Businesses rely on internal controls to help ensure the accuracy and integrity of their financial statements, as well as prevent fraud, waste and abuse. Given their importance, internal controls are a key area of focus for internal and external auditors.
Many auditors use detailed internal control questionnaires to help evaluate the internal control environment — and ensure a comprehensive assessment. Although some audit teams still use paper-based questionnaires, many now prefer an electronic format. Here’s an overview of the types of questions that may be included and how the questionnaire may be used during an audit.
The contents of internal control questionnaires vary from one audit firm to the next. They also may be customized for a particular industry or business. Most include general questions pertaining to the company’s mission, control environment and compliance situation. There also may be sections dedicated to mission-critical or fraud-prone elements of the company’s operations, such as:
Property, plant and equipment,
Intellectual property (such as patents, copyrights and customer lists),
Related party transactions, and
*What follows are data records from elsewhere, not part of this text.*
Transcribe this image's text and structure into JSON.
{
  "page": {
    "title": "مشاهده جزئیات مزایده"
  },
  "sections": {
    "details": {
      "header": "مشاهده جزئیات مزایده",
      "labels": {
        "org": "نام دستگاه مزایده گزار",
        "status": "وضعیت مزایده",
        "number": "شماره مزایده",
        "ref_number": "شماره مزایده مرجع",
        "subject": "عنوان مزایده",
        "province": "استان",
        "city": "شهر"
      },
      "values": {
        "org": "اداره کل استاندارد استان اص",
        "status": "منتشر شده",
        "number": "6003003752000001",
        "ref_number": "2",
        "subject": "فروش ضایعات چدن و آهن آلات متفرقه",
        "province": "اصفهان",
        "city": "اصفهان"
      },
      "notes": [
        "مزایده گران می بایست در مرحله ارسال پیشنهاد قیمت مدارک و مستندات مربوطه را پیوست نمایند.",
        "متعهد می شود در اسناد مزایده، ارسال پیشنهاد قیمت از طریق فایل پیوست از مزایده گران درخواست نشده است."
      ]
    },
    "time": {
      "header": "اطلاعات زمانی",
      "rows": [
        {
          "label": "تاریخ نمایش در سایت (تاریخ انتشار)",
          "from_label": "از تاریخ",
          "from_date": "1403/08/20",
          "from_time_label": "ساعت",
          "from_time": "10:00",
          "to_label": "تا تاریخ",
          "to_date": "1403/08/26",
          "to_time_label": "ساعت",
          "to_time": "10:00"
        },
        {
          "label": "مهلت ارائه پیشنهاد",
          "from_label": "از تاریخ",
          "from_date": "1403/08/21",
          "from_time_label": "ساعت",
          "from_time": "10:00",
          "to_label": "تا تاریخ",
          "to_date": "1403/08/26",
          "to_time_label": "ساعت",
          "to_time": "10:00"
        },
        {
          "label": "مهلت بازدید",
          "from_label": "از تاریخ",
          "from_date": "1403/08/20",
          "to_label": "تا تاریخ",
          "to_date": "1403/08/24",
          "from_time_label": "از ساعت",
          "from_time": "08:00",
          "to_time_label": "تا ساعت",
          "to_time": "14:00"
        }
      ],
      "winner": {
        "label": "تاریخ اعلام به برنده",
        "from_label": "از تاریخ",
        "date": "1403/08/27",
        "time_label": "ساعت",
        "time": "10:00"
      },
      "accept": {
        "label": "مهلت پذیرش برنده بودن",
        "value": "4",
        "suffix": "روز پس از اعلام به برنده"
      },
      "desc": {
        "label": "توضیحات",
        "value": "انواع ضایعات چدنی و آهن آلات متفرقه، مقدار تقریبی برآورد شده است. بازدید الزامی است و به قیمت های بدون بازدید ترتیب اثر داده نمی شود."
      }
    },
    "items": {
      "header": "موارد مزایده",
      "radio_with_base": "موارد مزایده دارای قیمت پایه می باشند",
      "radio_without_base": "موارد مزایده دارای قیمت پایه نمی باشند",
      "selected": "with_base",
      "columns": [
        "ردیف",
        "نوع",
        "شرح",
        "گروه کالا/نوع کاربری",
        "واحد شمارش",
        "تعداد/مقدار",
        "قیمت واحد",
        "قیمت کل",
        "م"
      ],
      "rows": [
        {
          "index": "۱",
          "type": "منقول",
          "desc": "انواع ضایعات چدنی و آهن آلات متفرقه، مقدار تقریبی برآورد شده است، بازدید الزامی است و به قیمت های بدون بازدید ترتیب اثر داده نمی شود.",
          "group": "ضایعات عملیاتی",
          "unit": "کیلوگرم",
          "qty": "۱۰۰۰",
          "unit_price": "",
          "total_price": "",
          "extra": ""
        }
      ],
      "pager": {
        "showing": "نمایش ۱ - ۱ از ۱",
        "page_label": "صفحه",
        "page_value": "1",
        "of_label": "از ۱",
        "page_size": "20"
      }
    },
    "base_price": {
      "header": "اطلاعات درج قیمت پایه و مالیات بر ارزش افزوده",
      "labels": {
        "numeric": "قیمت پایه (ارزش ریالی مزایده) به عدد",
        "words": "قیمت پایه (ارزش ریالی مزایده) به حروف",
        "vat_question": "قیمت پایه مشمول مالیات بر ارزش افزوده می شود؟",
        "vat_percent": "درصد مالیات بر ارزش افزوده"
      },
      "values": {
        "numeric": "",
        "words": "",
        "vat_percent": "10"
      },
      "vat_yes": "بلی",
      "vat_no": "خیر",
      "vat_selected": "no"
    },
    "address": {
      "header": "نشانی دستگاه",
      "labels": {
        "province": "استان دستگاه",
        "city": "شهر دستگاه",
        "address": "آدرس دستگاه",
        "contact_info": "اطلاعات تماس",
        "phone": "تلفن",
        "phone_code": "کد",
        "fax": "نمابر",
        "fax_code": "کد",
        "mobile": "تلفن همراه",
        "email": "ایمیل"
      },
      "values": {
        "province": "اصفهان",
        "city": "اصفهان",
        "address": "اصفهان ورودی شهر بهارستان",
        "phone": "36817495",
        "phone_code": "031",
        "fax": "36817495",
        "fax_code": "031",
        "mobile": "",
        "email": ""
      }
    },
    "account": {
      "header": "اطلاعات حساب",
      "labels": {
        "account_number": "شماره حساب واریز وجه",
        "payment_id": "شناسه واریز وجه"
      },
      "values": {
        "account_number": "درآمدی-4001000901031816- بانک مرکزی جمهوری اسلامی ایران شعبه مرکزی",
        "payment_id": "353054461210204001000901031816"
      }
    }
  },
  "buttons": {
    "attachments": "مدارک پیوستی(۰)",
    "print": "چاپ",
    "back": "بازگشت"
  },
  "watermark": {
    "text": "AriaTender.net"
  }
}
Questionnaires usually don’t take long to complete, because most questions are closed-ended, requiring only yes-or-no answers. For example, a question might ask: Is a physical inventory count conducted annually? However, there also may be space for open-ended responses. For instance, a question might ask for a list of controls that limit physical access to the company’s inventory.